Page and application data records:
----------

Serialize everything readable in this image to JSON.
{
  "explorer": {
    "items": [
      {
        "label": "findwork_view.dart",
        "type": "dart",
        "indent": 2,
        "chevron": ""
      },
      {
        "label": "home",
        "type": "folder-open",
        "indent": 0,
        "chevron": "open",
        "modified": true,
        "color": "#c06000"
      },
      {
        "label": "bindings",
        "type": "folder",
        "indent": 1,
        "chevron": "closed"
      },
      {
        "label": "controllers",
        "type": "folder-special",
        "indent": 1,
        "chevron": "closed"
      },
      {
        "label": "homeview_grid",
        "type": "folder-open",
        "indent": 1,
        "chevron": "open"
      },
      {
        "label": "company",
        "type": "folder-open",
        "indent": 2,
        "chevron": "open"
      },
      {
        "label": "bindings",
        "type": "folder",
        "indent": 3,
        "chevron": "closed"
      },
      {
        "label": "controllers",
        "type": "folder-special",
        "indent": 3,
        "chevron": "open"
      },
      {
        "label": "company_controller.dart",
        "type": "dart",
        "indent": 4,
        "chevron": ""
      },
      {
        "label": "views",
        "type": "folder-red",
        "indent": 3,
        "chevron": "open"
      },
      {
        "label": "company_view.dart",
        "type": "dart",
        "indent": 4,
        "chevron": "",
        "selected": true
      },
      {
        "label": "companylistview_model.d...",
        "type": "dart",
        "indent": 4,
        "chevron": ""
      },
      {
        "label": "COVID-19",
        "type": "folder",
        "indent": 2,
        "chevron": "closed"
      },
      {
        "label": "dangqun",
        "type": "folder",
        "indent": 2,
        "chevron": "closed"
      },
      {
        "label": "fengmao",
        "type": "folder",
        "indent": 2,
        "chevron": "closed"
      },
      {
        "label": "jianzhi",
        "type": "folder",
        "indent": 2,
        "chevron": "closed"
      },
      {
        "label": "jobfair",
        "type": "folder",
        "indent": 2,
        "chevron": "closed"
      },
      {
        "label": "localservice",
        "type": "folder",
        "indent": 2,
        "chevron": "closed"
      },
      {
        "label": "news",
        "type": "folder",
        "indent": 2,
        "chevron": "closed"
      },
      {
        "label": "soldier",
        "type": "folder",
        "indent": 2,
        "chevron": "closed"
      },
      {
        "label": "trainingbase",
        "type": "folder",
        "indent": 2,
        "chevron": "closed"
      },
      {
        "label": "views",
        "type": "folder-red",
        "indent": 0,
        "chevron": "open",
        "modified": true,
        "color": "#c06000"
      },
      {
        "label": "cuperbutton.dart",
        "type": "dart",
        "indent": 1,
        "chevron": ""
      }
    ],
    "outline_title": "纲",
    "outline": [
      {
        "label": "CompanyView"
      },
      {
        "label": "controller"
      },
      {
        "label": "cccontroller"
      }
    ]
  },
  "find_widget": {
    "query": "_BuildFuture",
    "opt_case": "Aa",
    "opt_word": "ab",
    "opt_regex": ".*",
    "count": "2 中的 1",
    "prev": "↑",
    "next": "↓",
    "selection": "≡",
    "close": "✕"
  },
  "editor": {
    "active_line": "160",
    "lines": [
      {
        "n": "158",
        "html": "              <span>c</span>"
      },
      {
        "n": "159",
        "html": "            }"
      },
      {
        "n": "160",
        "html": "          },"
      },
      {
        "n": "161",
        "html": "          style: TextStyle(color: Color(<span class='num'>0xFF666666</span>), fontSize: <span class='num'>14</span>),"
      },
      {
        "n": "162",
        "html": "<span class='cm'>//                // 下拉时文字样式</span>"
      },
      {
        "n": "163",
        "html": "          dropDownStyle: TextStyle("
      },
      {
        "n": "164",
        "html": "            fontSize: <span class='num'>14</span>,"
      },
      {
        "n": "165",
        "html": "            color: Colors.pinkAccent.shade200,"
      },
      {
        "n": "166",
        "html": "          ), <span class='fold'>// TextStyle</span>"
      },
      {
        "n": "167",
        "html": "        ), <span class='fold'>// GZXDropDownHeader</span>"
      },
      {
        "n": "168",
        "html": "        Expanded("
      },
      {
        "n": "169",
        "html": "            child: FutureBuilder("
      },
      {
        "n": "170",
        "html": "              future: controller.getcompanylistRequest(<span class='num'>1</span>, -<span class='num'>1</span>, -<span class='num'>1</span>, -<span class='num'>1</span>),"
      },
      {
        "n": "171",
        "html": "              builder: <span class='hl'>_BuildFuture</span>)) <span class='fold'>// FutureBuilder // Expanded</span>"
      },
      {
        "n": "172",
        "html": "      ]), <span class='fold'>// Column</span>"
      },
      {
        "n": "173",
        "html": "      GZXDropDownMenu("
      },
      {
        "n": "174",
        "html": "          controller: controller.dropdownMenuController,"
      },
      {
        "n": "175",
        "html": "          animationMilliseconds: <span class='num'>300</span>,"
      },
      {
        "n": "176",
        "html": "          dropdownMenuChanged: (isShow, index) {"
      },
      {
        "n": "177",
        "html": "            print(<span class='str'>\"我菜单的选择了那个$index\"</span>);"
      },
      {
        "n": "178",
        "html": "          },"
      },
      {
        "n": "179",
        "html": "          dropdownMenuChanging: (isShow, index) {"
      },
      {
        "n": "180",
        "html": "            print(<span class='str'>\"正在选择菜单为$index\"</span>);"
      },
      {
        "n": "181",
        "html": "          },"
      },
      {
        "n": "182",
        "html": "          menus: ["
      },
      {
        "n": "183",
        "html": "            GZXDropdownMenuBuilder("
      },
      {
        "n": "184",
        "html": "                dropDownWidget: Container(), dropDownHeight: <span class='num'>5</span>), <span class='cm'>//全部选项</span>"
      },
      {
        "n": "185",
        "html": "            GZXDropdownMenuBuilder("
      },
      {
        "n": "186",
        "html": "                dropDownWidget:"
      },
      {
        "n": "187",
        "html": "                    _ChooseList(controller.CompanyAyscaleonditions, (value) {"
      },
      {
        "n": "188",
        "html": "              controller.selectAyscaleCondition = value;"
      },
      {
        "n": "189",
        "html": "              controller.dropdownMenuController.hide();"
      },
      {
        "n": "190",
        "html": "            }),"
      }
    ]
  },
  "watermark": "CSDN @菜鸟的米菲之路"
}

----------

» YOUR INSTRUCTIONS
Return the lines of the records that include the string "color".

» RESPONSE TO THE TASK
        "color": "#c06000"
        "color": "#c06000"
        "html": "          style: TextStyle(color: Color(<span class='num'>0xFF666666</span>), fontSize: <span class='num'>14</span>),"
        "html": "            color: Colors.pinkAccent.shade200,"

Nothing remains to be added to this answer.